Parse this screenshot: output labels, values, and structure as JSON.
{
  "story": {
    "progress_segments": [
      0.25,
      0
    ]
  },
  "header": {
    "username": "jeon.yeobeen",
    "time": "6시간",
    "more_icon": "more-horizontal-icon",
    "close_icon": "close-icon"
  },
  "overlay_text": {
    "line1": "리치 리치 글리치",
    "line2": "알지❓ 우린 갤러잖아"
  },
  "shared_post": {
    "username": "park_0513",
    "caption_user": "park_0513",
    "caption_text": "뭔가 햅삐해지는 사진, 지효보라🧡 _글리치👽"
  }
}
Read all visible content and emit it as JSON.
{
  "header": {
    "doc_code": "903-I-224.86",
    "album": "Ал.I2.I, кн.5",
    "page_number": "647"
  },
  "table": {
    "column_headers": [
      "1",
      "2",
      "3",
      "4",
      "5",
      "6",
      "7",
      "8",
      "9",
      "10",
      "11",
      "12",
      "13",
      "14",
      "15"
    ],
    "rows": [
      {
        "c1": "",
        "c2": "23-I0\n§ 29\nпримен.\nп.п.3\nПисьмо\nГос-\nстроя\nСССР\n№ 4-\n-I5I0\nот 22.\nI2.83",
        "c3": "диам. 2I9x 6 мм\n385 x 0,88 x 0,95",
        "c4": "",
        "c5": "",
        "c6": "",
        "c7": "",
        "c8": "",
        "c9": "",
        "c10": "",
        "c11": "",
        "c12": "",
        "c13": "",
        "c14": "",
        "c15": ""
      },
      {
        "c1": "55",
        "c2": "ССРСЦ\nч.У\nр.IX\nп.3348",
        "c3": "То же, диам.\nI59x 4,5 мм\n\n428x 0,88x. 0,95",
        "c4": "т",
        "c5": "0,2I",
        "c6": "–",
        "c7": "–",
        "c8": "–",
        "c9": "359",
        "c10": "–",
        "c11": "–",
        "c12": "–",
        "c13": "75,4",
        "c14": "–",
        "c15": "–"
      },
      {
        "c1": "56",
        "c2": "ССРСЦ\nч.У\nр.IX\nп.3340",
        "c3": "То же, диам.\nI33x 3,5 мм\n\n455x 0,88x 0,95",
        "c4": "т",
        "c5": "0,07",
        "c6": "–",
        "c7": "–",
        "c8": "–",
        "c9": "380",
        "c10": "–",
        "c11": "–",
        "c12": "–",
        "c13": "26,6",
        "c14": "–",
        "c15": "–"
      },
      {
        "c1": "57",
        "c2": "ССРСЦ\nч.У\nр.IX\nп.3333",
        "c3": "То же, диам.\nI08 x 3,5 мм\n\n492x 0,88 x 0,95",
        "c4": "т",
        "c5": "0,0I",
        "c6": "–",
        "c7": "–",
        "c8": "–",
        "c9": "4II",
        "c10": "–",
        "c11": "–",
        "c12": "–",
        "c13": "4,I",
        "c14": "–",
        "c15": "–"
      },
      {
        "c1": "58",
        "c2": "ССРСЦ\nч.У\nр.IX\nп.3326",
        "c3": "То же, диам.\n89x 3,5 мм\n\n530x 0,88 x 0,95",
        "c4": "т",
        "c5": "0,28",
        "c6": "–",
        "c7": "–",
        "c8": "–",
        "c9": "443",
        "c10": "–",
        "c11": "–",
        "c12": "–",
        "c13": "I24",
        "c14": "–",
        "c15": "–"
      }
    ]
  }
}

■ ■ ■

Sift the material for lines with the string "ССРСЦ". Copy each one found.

        "c2": "ССРСЦ\nч.У\nр.IX\nп.3348",
        "c2": "ССРСЦ\nч.У\nр.IX\nп.3340",
        "c2": "ССРСЦ\nч.У\nр.IX\nп.3333",
        "c2": "ССРСЦ\nч.У\nр.IX\nп.3326",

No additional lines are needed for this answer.